Otaku USA Magazine
That Blue Sky Feeling [Review]

That Blue Sky Feeling manga

Noshiro is used to changing schools and being the odd man out, so when he sees his new classmate Sanada being shunned by their class, he steps in to end Sanada’s loneliness. But things are more complicated than Noshiro realizes, and befriending Sanada sets him on a thorny path that challenges his assumptions and his views of himself. Sanada is rumored to be a “homo” and the rumors, which he doesn’t bother to refute, have left him alone while his classmates snicker behind his back. At first Noshiro assumes the rumors are made up to bully Sanada, but as the boys become closer, Sanada confides that he is gay. He tells Noshiro that he’s fine being left alone and doesn’t need friends. But Noshiro is doggedly determined to find a place in Kou’s life, even if he isn’t sure why.
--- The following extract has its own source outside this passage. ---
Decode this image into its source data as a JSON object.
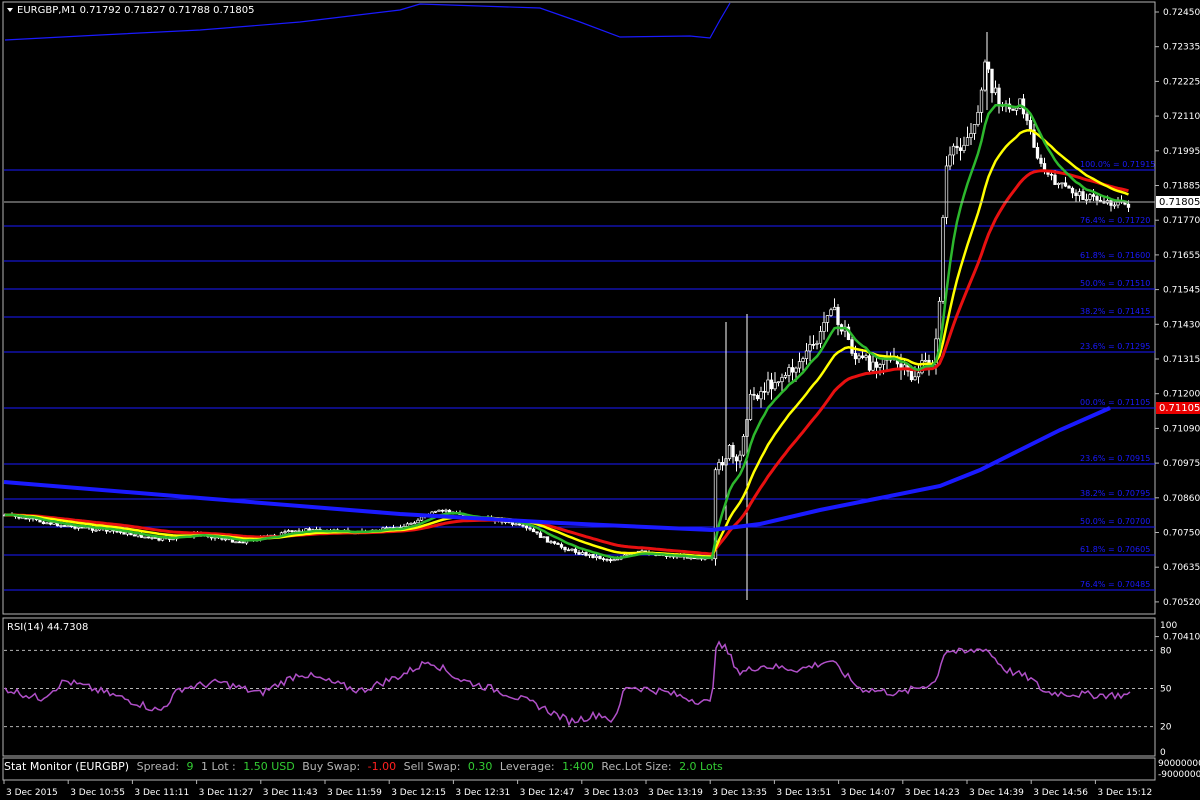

That Blue Sky Feeling mangaThat Blue Sky Feeling is a great book with characters and emotions that feel genuine. There are well-observed moments, such as the way Noshiro transitions from using “homo,” which is treated in the manga as a slur, to calling Sanada gay, or the beautiful scene in which Noshiro realizes he’s hurt Sanada’s feelings by denying part of his identity and apologizes. Little by little, it becomes obvious to the reader, and everyone else in the book, that Noshiro is falling for Sanada. How long it will take Noshiro to figure out that his feelings are more than just friendly is half the fun. The only slightly squicky element is Sanada’s older ex-boyfriend, a man of 26. Sanada and his classmates are around 16 or 17 and they look even younger, making the relationship, even though it’s over, feel creepy.

Despite that, the book is for the most part sweet and charming. The art is perfectly suited to an earnest coming-of-age tale. Many readers will also appreciate the fact that there are different body types in the book. Sanada might be the typical waif-like bishonen, but Noshiro is a stocky lad who excels at judo. It’s rare to find anything but super-skinny bodies represented in yaoi, and the varied body types add to the book’s feeling of heartfelt realism. Recommended.

publisher: Viz Media
story: Okura
Art: Coma Hashii
rating: T

This story appears in the December 2018 issue of Otaku USA Magazine. Click here to get a print copy.